▶ [ASSIGNED TASK]:
Please copy each line of the records below that includes the word "representation".

▶ [TASK DATA]:
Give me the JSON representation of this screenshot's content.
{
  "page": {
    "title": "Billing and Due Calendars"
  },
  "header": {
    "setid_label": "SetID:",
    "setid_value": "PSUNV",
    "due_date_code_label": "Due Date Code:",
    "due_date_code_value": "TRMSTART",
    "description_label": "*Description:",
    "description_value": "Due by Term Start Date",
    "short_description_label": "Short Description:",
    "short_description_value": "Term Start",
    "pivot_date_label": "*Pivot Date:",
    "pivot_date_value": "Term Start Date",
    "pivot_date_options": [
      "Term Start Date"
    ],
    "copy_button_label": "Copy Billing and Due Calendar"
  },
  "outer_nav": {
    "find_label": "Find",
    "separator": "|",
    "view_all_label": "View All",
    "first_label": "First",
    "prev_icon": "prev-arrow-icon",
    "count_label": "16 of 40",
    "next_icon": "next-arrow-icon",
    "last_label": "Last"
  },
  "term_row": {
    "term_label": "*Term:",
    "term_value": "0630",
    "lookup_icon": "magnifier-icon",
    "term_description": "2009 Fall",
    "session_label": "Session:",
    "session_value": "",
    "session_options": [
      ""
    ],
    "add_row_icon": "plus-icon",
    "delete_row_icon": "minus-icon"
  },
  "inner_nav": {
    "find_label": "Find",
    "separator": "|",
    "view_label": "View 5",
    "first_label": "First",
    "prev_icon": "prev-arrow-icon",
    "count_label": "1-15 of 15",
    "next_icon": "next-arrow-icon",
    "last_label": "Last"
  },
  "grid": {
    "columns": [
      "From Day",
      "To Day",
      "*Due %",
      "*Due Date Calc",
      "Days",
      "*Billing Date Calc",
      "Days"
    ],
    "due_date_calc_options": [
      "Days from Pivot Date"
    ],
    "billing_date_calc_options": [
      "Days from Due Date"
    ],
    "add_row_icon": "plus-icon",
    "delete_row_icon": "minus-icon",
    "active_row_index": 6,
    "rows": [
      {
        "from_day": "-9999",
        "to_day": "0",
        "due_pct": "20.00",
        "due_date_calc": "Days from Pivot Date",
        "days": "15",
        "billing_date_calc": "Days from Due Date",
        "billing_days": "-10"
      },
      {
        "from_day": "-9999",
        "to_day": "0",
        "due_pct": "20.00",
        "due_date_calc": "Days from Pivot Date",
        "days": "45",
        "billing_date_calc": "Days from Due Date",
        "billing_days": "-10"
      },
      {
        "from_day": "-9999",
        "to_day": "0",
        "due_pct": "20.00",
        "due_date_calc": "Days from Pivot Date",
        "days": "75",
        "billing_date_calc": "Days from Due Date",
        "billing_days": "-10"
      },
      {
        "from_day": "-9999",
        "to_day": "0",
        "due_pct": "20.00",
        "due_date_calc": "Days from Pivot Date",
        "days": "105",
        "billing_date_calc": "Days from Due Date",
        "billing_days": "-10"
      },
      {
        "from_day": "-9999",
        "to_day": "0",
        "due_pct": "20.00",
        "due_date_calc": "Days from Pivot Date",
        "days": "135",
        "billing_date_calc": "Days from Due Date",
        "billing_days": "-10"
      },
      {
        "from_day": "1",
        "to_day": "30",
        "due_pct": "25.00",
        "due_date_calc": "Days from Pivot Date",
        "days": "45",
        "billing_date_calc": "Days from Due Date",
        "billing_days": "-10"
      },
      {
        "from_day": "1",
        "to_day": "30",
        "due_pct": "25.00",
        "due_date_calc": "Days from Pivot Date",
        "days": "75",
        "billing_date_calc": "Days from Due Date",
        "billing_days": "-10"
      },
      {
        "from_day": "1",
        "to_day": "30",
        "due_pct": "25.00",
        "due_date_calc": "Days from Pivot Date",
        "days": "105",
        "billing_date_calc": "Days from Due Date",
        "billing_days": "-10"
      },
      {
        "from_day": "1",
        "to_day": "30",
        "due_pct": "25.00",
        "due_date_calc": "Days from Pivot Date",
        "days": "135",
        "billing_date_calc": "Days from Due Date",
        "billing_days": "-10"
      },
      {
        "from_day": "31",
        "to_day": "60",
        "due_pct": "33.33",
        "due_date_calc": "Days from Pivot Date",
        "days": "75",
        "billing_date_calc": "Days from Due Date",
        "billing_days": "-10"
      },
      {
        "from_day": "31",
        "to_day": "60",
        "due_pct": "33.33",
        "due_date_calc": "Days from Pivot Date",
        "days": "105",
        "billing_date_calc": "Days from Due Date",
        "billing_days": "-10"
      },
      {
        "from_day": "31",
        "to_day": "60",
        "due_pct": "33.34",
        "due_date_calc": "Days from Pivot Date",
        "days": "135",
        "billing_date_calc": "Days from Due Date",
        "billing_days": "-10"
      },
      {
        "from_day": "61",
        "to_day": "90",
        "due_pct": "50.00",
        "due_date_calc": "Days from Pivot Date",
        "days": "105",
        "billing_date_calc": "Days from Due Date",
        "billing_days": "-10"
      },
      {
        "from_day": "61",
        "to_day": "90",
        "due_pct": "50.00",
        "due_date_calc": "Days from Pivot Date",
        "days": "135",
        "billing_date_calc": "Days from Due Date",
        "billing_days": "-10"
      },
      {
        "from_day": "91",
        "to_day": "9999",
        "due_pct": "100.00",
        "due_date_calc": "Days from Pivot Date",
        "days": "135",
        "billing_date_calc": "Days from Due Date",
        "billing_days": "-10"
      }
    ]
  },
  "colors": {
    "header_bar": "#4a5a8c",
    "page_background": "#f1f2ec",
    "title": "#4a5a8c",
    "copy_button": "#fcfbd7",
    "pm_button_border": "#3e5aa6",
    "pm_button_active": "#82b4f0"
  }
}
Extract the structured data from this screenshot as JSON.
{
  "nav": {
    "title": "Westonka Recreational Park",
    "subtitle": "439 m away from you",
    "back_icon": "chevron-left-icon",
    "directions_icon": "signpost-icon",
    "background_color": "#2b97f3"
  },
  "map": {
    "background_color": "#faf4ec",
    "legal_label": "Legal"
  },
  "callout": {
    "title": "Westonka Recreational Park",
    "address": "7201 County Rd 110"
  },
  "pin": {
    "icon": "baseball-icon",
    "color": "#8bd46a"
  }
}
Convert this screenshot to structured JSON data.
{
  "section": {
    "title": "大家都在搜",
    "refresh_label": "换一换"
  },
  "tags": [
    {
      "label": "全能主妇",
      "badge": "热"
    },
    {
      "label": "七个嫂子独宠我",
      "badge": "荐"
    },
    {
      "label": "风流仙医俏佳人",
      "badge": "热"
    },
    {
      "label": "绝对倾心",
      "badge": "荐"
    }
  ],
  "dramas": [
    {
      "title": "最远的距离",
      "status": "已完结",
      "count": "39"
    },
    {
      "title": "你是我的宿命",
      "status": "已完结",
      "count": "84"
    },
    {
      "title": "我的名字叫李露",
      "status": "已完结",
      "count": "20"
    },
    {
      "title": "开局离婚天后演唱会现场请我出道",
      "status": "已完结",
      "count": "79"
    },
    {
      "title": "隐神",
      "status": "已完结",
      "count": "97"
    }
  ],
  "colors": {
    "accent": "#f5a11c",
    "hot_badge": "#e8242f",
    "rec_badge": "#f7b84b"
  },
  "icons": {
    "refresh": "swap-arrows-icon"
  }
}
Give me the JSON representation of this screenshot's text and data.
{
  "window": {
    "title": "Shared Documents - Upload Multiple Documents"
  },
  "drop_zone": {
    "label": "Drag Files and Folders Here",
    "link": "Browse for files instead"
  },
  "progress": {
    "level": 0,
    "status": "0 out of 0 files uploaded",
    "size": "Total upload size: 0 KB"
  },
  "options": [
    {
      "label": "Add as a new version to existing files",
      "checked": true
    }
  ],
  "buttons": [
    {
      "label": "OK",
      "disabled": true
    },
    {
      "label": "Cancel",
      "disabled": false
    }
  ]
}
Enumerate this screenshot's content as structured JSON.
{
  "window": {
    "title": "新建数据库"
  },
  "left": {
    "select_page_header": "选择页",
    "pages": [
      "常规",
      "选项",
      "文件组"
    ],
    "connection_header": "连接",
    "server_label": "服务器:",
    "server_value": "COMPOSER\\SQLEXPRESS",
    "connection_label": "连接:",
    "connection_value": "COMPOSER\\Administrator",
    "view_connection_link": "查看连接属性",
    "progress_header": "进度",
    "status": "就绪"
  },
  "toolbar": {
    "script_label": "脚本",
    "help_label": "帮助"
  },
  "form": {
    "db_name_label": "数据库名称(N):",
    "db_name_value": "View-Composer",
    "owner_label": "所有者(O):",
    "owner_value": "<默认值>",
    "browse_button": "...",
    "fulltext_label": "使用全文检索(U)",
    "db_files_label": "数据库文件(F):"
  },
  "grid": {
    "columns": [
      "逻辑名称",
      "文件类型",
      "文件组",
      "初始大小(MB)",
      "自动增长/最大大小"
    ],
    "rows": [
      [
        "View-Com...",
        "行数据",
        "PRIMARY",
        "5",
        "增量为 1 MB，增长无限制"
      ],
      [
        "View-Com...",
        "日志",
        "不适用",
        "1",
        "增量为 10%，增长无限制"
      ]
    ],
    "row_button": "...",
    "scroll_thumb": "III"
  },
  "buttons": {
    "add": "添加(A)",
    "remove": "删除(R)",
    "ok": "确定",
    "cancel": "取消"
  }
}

▶ [FINAL ANSWER]:
Give me the JSON representation of this screenshot's content.
Give me the JSON representation of this screenshot's text and data.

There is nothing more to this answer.